AJC reporter wins national award for young journalists

Judges praise reporter’s work to free wrongfully convicted man.
Joshua Sharpe (Photo by Max Blau)

Joshua Sharpe (Photo by Max Blau)

An Atlanta Journal-Constitution reporter whose investigation into a decades-old murder that helped set a wrongfully convicted man free has been honored as one of the top young journalists in the nation.

AJC criminal justice reporter Joshua Sharpe was one of three journalists honored Thursday with Livingston Awards. The prestigious awards, now in their 40th year, recognize the best reporting by professional journalists under the age of 35.

Sharpe, 34, won for best local reporting for “The Imperfect Alibi,” an extensive investigation into a 36-year-old double murder of Harold and Thelma Swain in Camden County on the Georgia coast. Dennis Perry became a free man last year after serving 20 years behind bars for a murder he insisted he did not commit.

“For more than two decades, a man said that he wasn’t the person who murdered a deacon and his wife, both pillars of the local black community in Spring Bluff, Georgia,” said Anna Quindlen, an author and Livingston judge. “Joshua Sharpe asked the right questions, refusing easy answers and pretty much proved that man was telling the truth and was innocent.”

Perry was arrested in 2000 and later convicted of murdering the Swains, who were shot inside their church in 1985. Perry’s convictions were overturned in July after new DNA evidence linked a former suspect, Erik Sparre, to the crime scene.

Reporting weeks earlier by Sharpe showed Sparre’s alibi the night of the murders could not be true.

Sparre was an initial suspect after his ex-wife’s family contacted authorities and told them he bragged about killing the Swains and used a racial slur. But Sparre, who is white, had an alibi at the time that showed he was working at a Brunswick Winn-Dixie and he was dropped as a suspect.

Sharpe’s reporting showed the supposed manager who vouched for Sparre to the police had given a fake name, and the person who ran the store at the time of the murders never spoke to police. Sparre has maintained his innocence.

AJC Editor Kevin Riley praised Sharpe’s work.

“All of us at The Atlanta Journal-Constitution are immensely proud of Joshua Sharpe,” Riley said. “His tenacity, professionalism and skill freed an innocent man. And his work showed the power and value of local journalism.”

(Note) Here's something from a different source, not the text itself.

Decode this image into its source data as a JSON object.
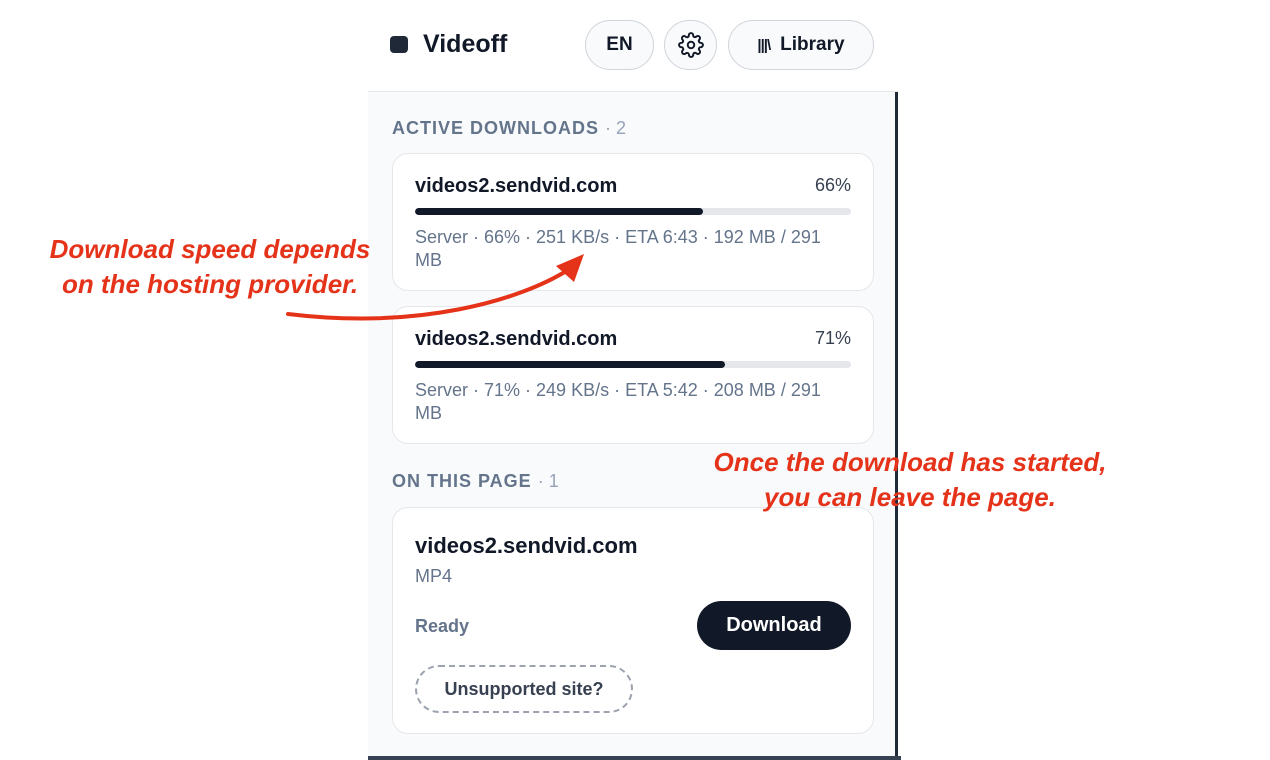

Sharpe, who joined the AJC in July 2016, is a native Waycross. He previously worked at the Gwinnett Daily Post and Cherokee Tribune.

“I am outrageously honored and grateful,” Sharpe said. “I am so grateful to the people who helped along the way and for the people who worked on this case before I came along.

“Dozens of people who worked on this case through the years, every one of them, moved the needle,” Sharpe said. I’m grateful to Dennis Perry and his family who put their trust in us and trusted me specifically.”

The Livingston Awards honor reporting across all media platforms. The awards are sponsored by the University of Michigan and numerous foundations.

Hannah Dreier, 33, of The Washington Post, won for national reporting, and Chao Deng, 32, of The Wall Street Journal, won for international reporting. The three journalists each earned $10,000 prizes.

Learn more about The Imperfect Alibi story

Breakdown: Hear the project podcast with reporter Joshua Sharpe

Read the story from July 2020 when Dennis Perry left prison after his conviction was overturned

From the editor: Great reporting, editing yields great story

Full coverage of the murder investigation at a South Georgia Church

Video: Watch a mini-documentary about the project produced by the AJC